=== WORK TASK ===
Nothing in the records may be changed; reproduce all of them.

[INFORMATION]

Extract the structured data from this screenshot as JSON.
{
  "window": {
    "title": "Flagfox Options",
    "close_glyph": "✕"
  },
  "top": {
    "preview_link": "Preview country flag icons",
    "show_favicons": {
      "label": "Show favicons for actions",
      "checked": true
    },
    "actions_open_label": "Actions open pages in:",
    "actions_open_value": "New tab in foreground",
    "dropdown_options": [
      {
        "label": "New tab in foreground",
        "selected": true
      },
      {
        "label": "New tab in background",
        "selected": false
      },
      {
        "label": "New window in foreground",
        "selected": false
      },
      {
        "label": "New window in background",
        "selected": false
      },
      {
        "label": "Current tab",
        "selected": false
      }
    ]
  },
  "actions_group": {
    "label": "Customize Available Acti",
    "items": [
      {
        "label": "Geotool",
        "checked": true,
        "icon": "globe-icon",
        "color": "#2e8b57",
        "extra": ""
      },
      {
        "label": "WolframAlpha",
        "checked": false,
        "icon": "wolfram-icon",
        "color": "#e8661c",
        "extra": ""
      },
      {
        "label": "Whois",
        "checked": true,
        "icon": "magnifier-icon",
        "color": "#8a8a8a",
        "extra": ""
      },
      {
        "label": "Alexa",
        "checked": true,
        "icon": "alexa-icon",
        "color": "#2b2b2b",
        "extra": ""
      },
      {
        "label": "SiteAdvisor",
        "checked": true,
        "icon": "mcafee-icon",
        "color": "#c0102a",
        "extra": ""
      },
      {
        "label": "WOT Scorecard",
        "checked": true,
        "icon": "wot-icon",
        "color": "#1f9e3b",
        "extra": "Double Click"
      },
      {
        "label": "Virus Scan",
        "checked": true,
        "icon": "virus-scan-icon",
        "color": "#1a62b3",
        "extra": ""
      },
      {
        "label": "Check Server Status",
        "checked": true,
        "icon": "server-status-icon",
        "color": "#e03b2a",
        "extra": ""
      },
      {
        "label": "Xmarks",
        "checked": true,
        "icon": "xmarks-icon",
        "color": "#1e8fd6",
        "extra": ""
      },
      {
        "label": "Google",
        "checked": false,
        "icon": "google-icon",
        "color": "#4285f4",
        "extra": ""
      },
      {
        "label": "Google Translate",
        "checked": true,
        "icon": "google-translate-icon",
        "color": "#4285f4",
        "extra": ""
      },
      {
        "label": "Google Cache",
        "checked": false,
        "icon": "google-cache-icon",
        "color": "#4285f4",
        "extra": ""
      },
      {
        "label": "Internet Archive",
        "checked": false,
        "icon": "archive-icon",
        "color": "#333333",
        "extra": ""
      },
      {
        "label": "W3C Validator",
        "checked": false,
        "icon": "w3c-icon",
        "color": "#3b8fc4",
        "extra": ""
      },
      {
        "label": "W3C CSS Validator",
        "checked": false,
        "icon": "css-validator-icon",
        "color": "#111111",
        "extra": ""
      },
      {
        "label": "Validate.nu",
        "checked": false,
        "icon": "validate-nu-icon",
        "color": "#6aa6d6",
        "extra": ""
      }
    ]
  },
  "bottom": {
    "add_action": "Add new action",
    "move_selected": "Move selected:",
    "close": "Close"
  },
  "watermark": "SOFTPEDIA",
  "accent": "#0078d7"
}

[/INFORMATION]

=== SOLUTION FOR THIS EXERCISE ===
Extract the structured data from this screenshot as JSON.
{
  "window": {
    "title": "Flagfox Options",
    "close_glyph": "✕"
  },
  "top": {
    "preview_link": "Preview country flag icons",
    "show_favicons": {
      "label": "Show favicons for actions",
      "checked": true
    },
    "actions_open_label": "Actions open pages in:",
    "actions_open_value": "New tab in foreground",
    "dropdown_options": [
      {
        "label": "New tab in foreground",
        "selected": true
      },
      {
        "label": "New tab in background",
        "selected": false
      },
      {
        "label": "New window in foreground",
        "selected": false
      },
      {
        "label": "New window in background",
        "selected": false
      },
      {
        "label": "Current tab",
        "selected": false
      }
    ]
  },
  "actions_group": {
    "label": "Customize Available Acti",
    "items": [
      {
        "label": "Geotool",
        "checked": true,
        "icon": "globe-icon",
        "color": "#2e8b57",
        "extra": ""
      },
      {
        "label": "WolframAlpha",
        "checked": false,
        "icon": "wolfram-icon",
        "color": "#e8661c",
        "extra": ""
      },
      {
        "label": "Whois",
        "checked": true,
        "icon": "magnifier-icon",
        "color": "#8a8a8a",
        "extra": ""
      },
      {
        "label": "Alexa",
        "checked": true,
        "icon": "alexa-icon",
        "color": "#2b2b2b",
        "extra": ""
      },
      {
        "label": "SiteAdvisor",
        "checked": true,
        "icon": "mcafee-icon",
        "color": "#c0102a",
        "extra": ""
      },
      {
        "label": "WOT Scorecard",
        "checked": true,
        "icon": "wot-icon",
        "color": "#1f9e3b",
        "extra": "Double Click"
      },
      {
        "label": "Virus Scan",
        "checked": true,
        "icon": "virus-scan-icon",
        "color": "#1a62b3",
        "extra": ""
      },
      {
        "label": "Check Server Status",
        "checked": true,
        "icon": "server-status-icon",
        "color": "#e03b2a",
        "extra": ""
      },
      {
        "label": "Xmarks",
        "checked": true,
        "icon": "xmarks-icon",
        "color": "#1e8fd6",
        "extra": ""
      },
      {
        "label": "Google",
        "checked": false,
        "icon": "google-icon",
        "color": "#4285f4",
        "extra": ""
      },
      {
        "label": "Google Translate",
        "checked": true,
        "icon": "google-translate-icon",
        "color": "#4285f4",
        "extra": ""
      },
      {
        "label": "Google Cache",
        "checked": false,
        "icon": "google-cache-icon",
        "color": "#4285f4",
        "extra": ""
      },
      {
        "label": "Internet Archive",
        "checked": false,
        "icon": "archive-icon",
        "color": "#333333",
        "extra": ""
      },
      {
        "label": "W3C Validator",
        "checked": false,
        "icon": "w3c-icon",
        "color": "#3b8fc4",
        "extra": ""
      },
      {
        "label": "W3C CSS Validator",
        "checked": false,
        "icon": "css-validator-icon",
        "color": "#111111",
        "extra": ""
      },
      {
        "label": "Validate.nu",
        "checked": false,
        "icon": "validate-nu-icon",
        "color": "#6aa6d6",
        "extra": ""
      }
    ]
  },
  "bottom": {
    "add_action": "Add new action",
    "move_selected": "Move selected:",
    "close": "Close"
  },
  "watermark": "SOFTPEDIA",
  "accent": "#0078d7"
}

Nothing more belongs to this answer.